The Dangers of Consistent Multitasking
In his book, Deep Work: Rules for Focused Success in a Distracted World, Cal Newport declares that the habits of modern professionals such as checking email at all hours, rushing from meeting to meeting, and valuing multitasking above all else, only stand in the way of truly valuable work. H warns,
Spend enough time in a state of frenetic shallowness and you permanently reduce your capacity to perform deep work.
There are so many people trying to figure out how to do not just more work but better work, because we live in a world dominated by distraction. One of the things we know from nearly a century of research is that people are not good at parallel processing. They are good at serial processing. And where people never really fully engage, it’s hard to get a lot of work done. Newport has done a terrific job of highlighting how intense focus gets better results both in terms of quality and quantity.
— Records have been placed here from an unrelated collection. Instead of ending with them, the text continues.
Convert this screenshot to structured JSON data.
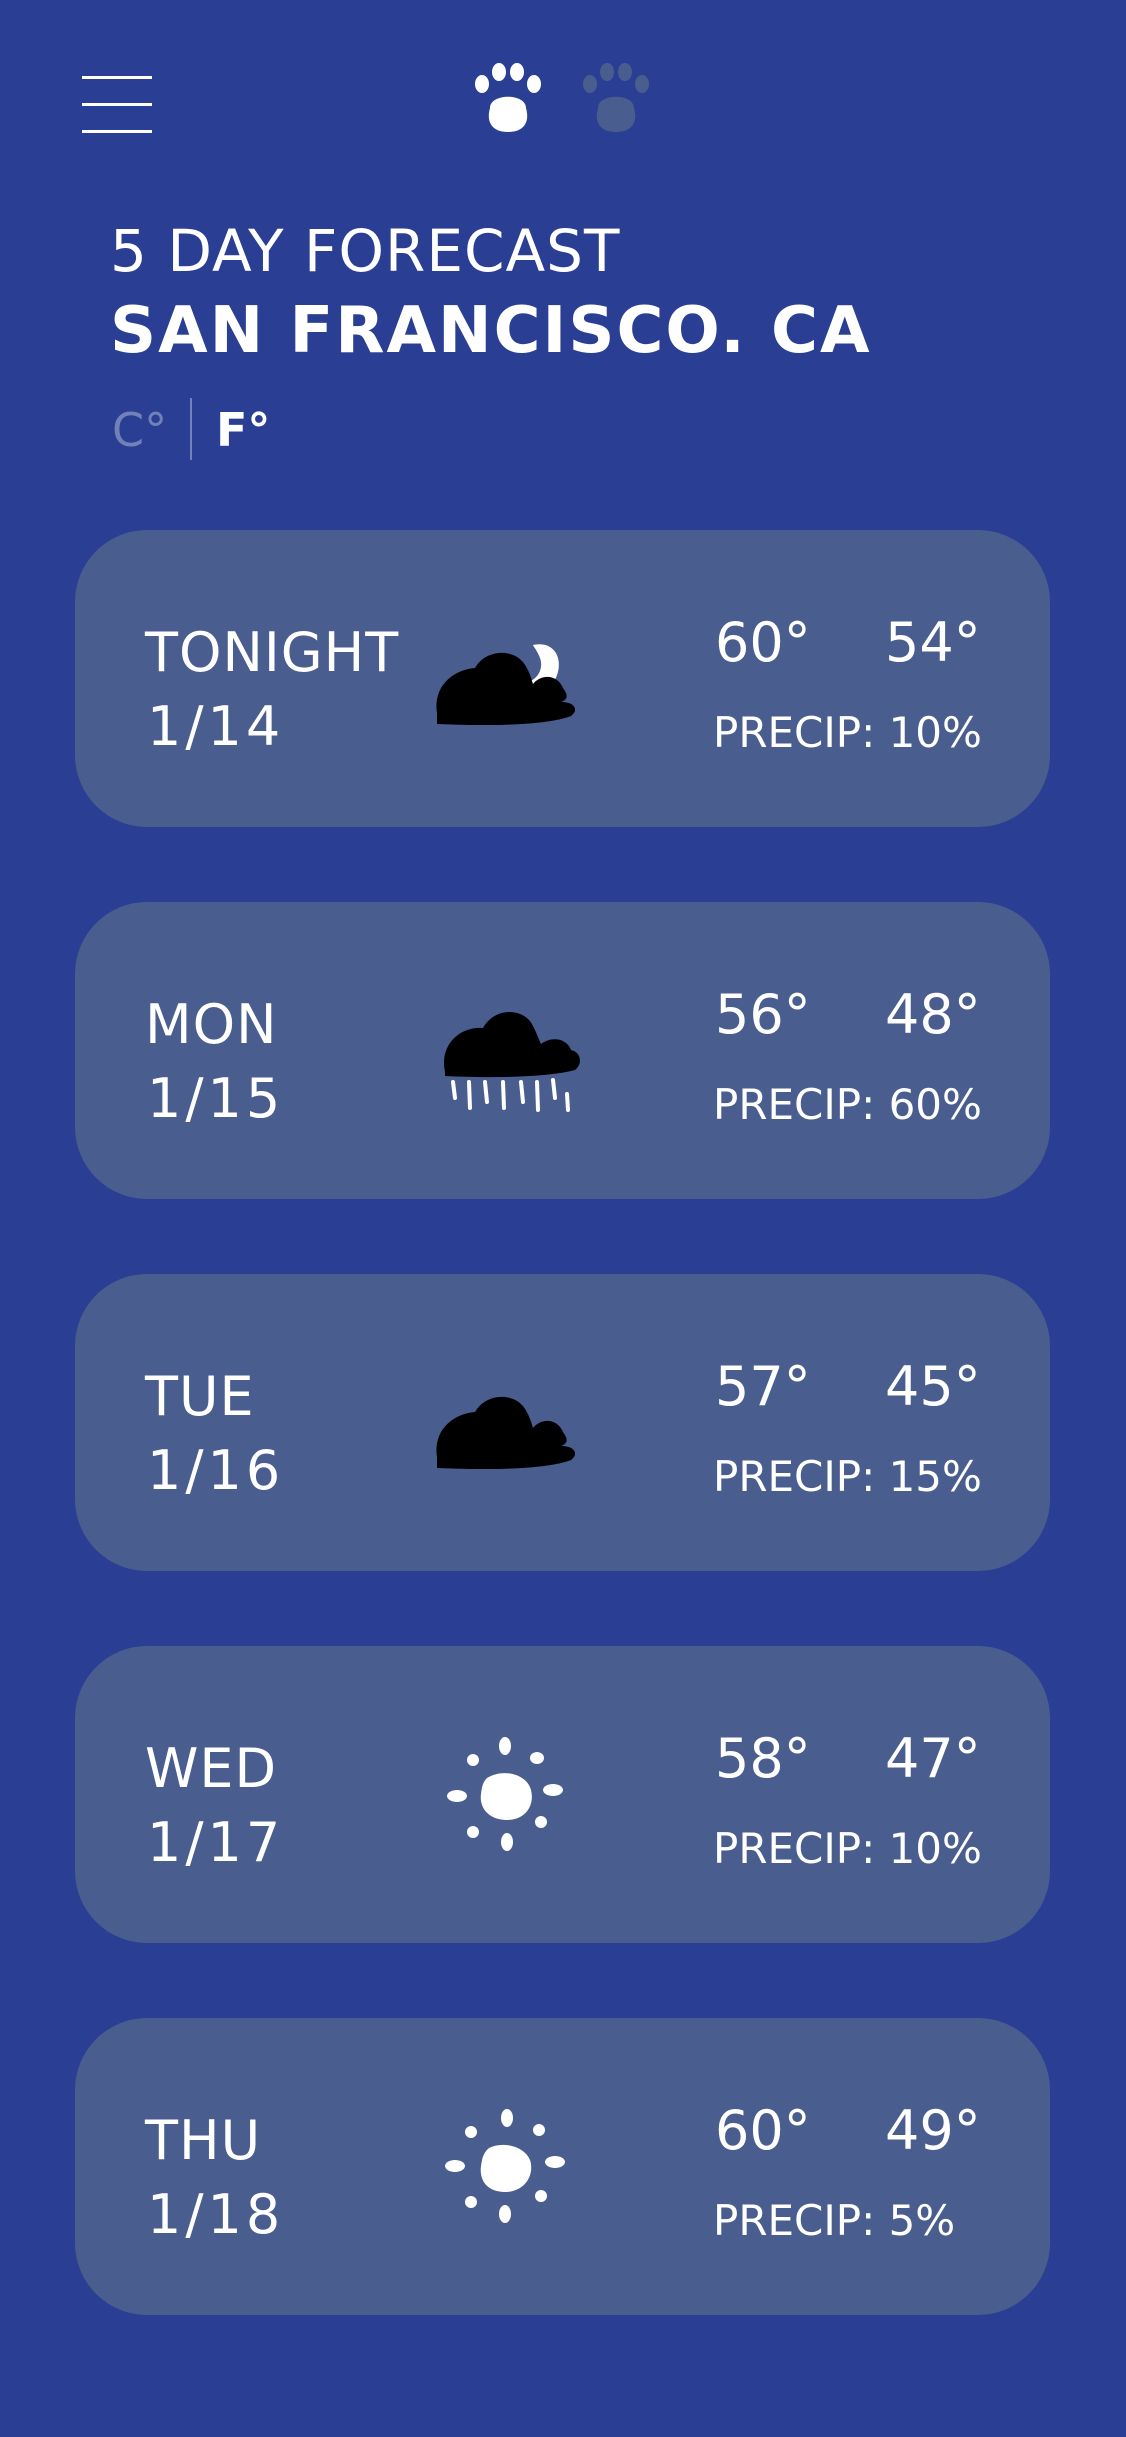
{
  "header": {
    "menu_icon": "hamburger-menu-icon",
    "pager_icons": [
      "paw-icon",
      "paw-icon"
    ],
    "pager_active_index": 0,
    "subtitle": "5 DAY FORECAST",
    "city": "SAN FRANCISCO. CA"
  },
  "units": {
    "celsius": "C°",
    "fahrenheit": "F°",
    "selected": "F°"
  },
  "colors": {
    "background": "#2a3f94",
    "card": "#4a5d8f",
    "text": "#ffffff",
    "inactive": "#7282b8",
    "icon_cloud": "#000000",
    "icon_sun": "#ffffff"
  },
  "forecast": [
    {
      "day": "TONIGHT",
      "date": "1/14",
      "icon": "partly-cloudy-night-icon",
      "high": "60°",
      "low": "54°",
      "precip": "PRECIP: 10%"
    },
    {
      "day": "MON",
      "date": "1/15",
      "icon": "rain-cloud-icon",
      "high": "56°",
      "low": "48°",
      "precip": "PRECIP: 60%"
    },
    {
      "day": "TUE",
      "date": "1/16",
      "icon": "cloud-icon",
      "high": "57°",
      "low": "45°",
      "precip": "PRECIP: 15%"
    },
    {
      "day": "WED",
      "date": "1/17",
      "icon": "sun-icon",
      "high": "58°",
      "low": "47°",
      "precip": "PRECIP: 10%"
    },
    {
      "day": "THU",
      "date": "1/18",
      "icon": "sun-icon",
      "high": "60°",
      "low": "49°",
      "precip": "PRECIP: 5%"
    }
  ]
}
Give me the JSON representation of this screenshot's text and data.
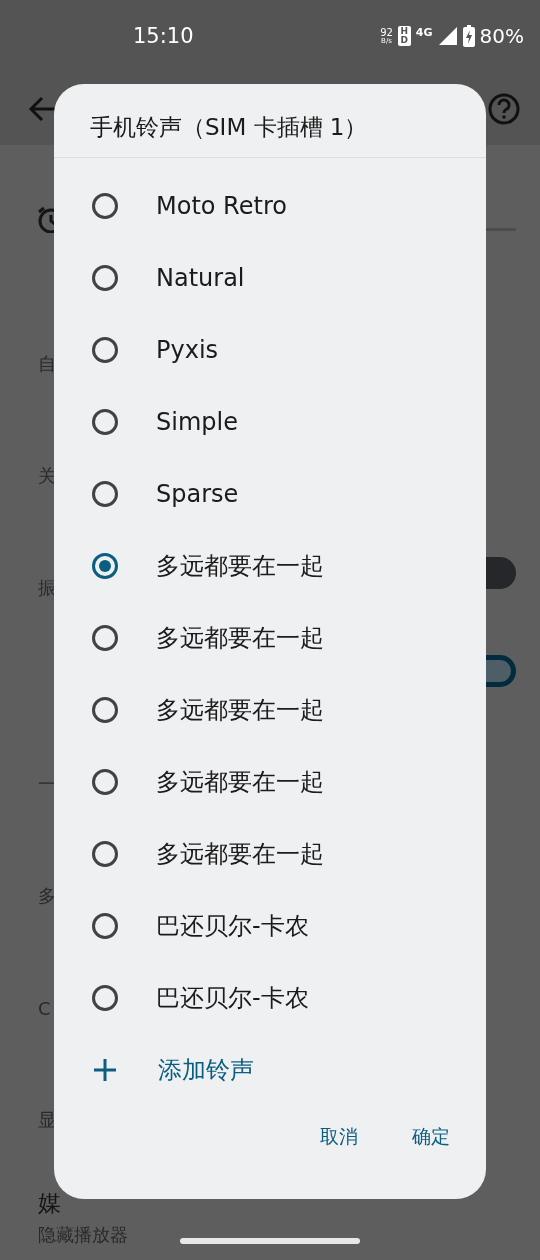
{
  "status_bar": {
    "time": "15:10",
    "net_speed": "92",
    "net_unit": "B/s",
    "hd": "HD",
    "network": "4G",
    "battery": "80%",
    "charging": true
  },
  "settings": [
    {
      "kind": "text",
      "subtitle": "自"
    },
    {
      "kind": "text",
      "subtitle": "关"
    },
    {
      "kind": "switch",
      "subtitle": "振",
      "on": false
    },
    {
      "kind": "switch",
      "on": true
    },
    {
      "kind": "text",
      "subtitle": "一"
    },
    {
      "kind": "text",
      "subtitle": "多"
    },
    {
      "kind": "text",
      "subtitle": "C"
    },
    {
      "kind": "text",
      "subtitle": "显"
    },
    {
      "kind": "text",
      "title": "媒",
      "subtitle": "隐藏播放器"
    }
  ],
  "dialog": {
    "title": "手机铃声（SIM 卡插槽 1）",
    "options": [
      {
        "label": "Moto Retro",
        "selected": false
      },
      {
        "label": "Natural",
        "selected": false
      },
      {
        "label": "Pyxis",
        "selected": false
      },
      {
        "label": "Simple",
        "selected": false
      },
      {
        "label": "Sparse",
        "selected": false
      },
      {
        "label": "多远都要在一起",
        "selected": true
      },
      {
        "label": "多远都要在一起",
        "selected": false
      },
      {
        "label": "多远都要在一起",
        "selected": false
      },
      {
        "label": "多远都要在一起",
        "selected": false
      },
      {
        "label": "多远都要在一起",
        "selected": false
      },
      {
        "label": "巴还贝尔-卡农",
        "selected": false
      },
      {
        "label": "巴还贝尔-卡农",
        "selected": false
      }
    ],
    "add_label": "添加铃声",
    "buttons": [
      "取消",
      "确定"
    ]
  }
}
The growing body of scientific studies suggests multitasking is inefficient and will, in the end, take more of your time and will impact the quality your results as well as your physical wellbeing. Doing several things at once robs your brain of the opportunity to do one thing well before moving to the next.
Attempting to do more than one activity at a time diminishes your focus. To illustrate this point, in a study by Carnegie Mellon University, subjects were asked to listen to sentences while comparing two rotating objects.
The study found the resources available for the brain to pay attention visually dropped 29 percent and the listening portion of the brain’s activation centers dropped by 53 percent. So, sorting your junk mail while talking with a client may result in throwing something away you should have kept or missing a clue to something amiss with the client!
The Solution? Set Up “Deep Work” Practices
Newport suggests that to keep your focus high and to achieve maximum productivity set up “deep work practices” that include setting boundaries that minimize interruptions and maximize focus. Steps to take include:
- Turn off your phone and notifications.
- Do your deep work at a time when others won’t interrupt you.
- Close your office door or go somewhere like Starbucks where you can work without being interrupted by others.
Reduce Your Stress
Another reason to rethink your multitasking relates to the stress it creates internally. Stress has health repercussions and continued stress can lead to serious illness. You can consciously reduce your multi-tasking by noticing it and then taking any of these steps.
- Meditation quiets the external chatter and allows you to increase your focus.
- Engage in mindfulness. Instead of rushing through your daily activities, practice mindfulness by experiencing each moment as fully as possible. The result is increased satisfaction and awareness.
- Be truly present and listen in a deeper way to each person you come in contact. This improves communication and strengthens
- To accomplish more, avoid Close the door to your office, turn off your social media notifications, and let your phone go to voicemail if you want to be more effective. The result is you will actually take less time to accomplish your tasks.
If you want to be more successful in 2020, take a look at where this affects the way you work. Then, the next time you get the urge to multi-task, start to create a new habit: challenge yourself to stop and give each task your full attention. Remember, focus on achieving only one thing at a time to achieve most efficient and effective results!